Data about app and page elements:
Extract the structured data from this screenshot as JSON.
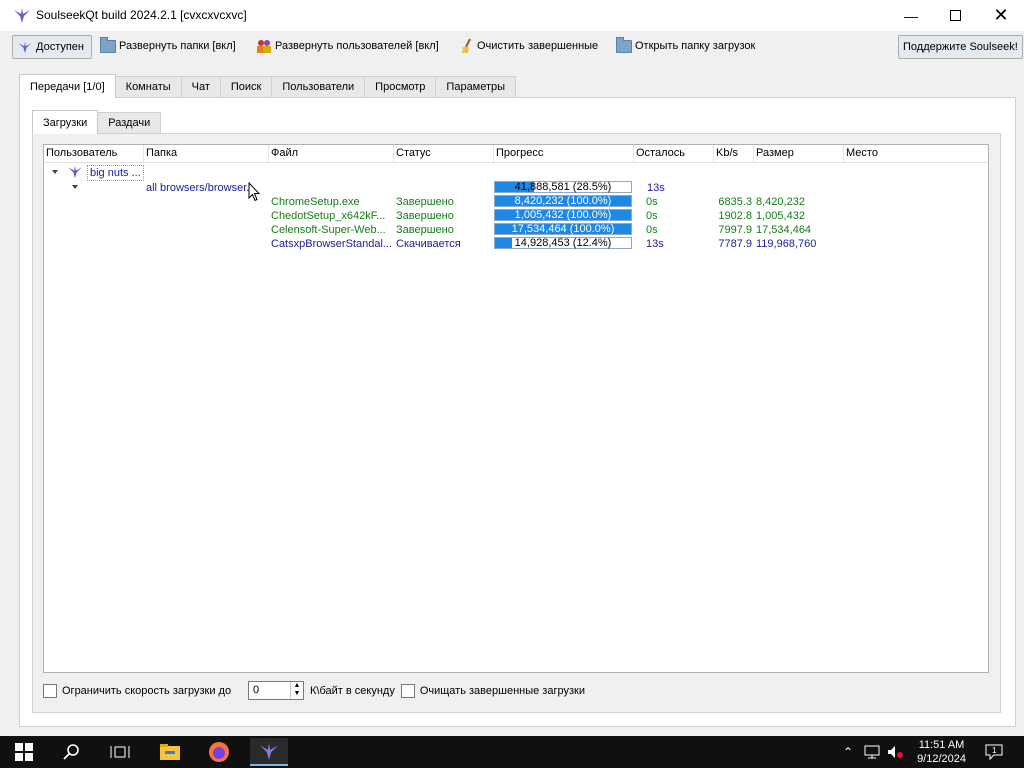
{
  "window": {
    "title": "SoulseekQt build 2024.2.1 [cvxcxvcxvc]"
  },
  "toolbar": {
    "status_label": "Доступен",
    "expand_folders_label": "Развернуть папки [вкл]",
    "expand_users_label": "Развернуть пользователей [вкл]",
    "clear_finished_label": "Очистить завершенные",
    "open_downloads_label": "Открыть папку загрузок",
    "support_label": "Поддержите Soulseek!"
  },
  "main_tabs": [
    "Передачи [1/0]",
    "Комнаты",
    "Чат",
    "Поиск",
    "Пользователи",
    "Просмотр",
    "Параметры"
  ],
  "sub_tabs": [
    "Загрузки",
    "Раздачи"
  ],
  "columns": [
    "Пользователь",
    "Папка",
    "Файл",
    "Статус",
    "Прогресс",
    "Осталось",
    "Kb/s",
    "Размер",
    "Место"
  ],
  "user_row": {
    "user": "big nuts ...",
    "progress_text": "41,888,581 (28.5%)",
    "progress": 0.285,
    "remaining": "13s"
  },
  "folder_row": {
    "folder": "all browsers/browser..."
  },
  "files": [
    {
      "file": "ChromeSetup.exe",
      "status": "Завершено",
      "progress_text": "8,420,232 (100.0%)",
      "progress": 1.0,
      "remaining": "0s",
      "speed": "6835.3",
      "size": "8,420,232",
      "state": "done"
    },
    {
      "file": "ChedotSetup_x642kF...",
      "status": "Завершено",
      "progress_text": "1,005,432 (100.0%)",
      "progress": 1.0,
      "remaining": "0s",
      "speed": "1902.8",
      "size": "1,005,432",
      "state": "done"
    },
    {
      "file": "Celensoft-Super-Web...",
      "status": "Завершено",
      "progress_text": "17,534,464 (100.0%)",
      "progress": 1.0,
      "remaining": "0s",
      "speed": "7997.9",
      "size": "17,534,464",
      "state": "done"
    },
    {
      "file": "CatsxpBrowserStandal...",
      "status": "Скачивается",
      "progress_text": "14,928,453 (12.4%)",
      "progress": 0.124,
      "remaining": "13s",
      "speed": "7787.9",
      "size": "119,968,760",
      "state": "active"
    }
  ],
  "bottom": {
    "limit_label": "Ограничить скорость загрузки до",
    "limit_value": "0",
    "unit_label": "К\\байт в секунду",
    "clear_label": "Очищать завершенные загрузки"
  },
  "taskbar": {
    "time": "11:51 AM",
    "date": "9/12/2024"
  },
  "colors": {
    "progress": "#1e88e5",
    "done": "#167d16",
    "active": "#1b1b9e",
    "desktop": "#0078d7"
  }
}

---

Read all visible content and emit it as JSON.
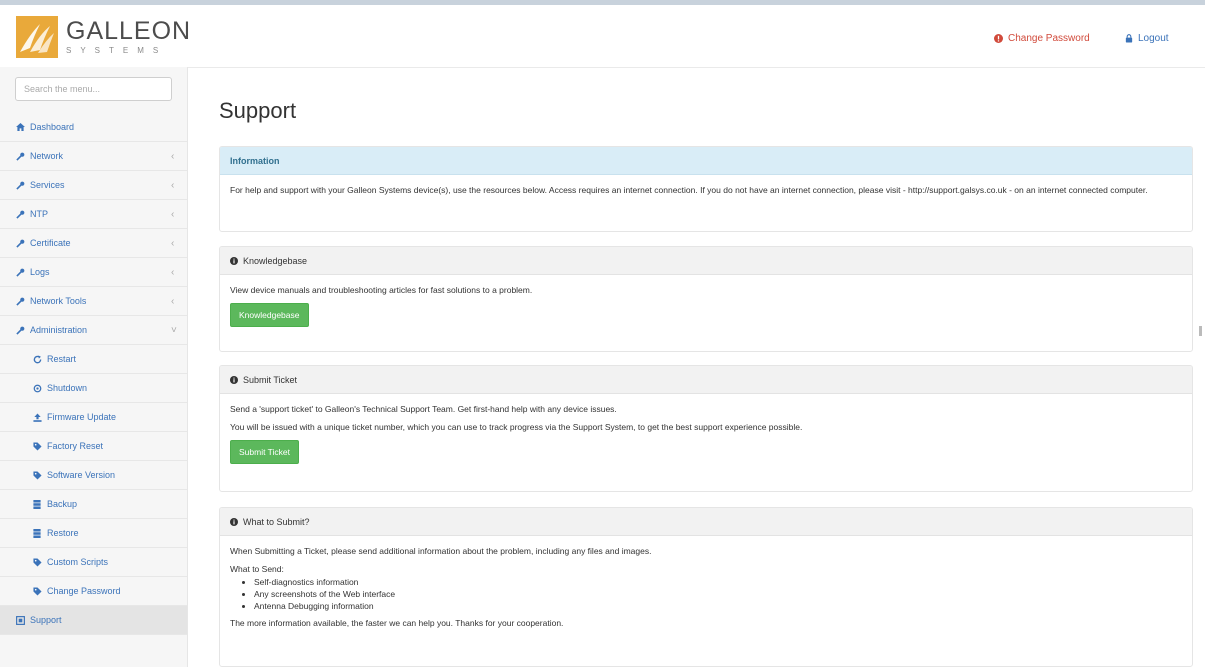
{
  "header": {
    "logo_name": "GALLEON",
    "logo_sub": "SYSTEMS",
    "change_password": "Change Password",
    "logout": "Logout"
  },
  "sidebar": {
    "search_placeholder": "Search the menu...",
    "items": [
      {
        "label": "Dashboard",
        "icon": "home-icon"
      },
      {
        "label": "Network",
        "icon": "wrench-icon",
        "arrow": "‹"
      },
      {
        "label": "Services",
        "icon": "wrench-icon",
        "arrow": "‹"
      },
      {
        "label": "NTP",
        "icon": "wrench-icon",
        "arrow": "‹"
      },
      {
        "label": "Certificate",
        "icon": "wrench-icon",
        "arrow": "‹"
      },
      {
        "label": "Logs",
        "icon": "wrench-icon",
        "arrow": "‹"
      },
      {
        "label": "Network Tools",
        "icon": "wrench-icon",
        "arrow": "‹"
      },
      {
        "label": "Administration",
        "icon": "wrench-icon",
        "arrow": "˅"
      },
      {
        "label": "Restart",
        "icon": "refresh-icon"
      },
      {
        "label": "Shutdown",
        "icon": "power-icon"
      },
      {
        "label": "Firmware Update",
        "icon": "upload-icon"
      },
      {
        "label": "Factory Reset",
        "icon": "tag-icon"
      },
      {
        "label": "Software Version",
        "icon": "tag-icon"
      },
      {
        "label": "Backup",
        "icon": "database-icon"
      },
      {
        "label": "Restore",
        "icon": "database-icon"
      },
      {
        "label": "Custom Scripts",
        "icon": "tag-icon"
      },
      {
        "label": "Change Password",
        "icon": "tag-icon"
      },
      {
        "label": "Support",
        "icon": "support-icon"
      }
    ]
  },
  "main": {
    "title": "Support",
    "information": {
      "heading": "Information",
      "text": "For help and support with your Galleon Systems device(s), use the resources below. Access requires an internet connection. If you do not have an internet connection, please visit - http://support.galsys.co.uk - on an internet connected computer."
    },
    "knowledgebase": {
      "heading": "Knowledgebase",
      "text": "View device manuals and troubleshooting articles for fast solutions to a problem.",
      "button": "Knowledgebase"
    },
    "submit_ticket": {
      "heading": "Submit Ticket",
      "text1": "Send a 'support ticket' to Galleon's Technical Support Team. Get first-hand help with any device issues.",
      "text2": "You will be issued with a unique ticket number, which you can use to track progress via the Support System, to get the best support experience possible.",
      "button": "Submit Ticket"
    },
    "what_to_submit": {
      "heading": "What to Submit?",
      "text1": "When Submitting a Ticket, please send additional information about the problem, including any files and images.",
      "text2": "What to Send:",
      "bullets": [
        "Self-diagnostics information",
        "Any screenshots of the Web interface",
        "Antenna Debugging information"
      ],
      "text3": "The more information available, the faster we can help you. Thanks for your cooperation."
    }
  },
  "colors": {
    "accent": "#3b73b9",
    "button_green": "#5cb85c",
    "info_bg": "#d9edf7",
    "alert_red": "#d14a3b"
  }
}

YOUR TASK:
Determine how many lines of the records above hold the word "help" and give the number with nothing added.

SOLUTION TO THIS PROBLEM:
3